So, we have to make the point exceedingly clear. We now have the blueprint America. And we want to accept less going forward in the future. We won't have black officers treated differently than white officers. We want equal justice under the law, Kareem deserved it, Tamir Rice deserve it, Ronald Greene deserved it, Alton Sterling deserved it, Eric Garner deserve it, Pamela Turner deserved it. All our children.

Byron Williams deserved it. I mean, he was killed for riding a bicycle while black in Las Vegas on video. And yet the investigation is still going on over a year. And so, we have a precedent that has been set here in Memphis. And we intend to hold this blueprint for all America from this day forward.

Now, also, and you're going to hear from her man with grace and dignity for (Inaudible) Tyre's mother. She said previously that she feels God used her son as an assignment. And Bishop Williamson, even though it's very, very painful, and God knows this is tragic, that she believes God used her son as an assignment. Amen.

And her and Mr. Wells said, this assignment is for reform, reform that we can try to prevent some of these hashtag, black and brown people have been unjustly killed by police. Then we can create a Tyre law here in Tennessee. That will be various - that were emphasized the importance of police officers.

President Turner to have a duty to intervene when they see crimes being committed, even if those crimes are being committed by their fellow officers. That will be the appropriate legacy that we give Tyre Nichols, if we really say we want justice for justice is not just justice for one family, is justice for all of us. That's what RowVaughn is praying for.
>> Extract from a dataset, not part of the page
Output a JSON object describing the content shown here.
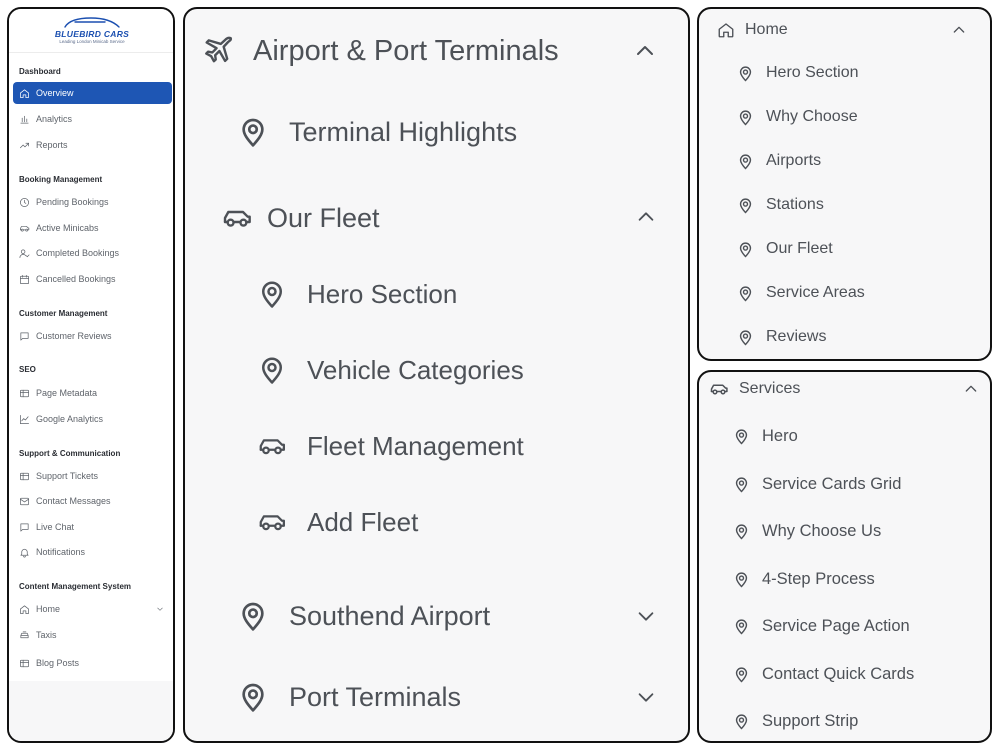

She wants to reform. We want this duty to intervene to become Tyre's love, just like they have.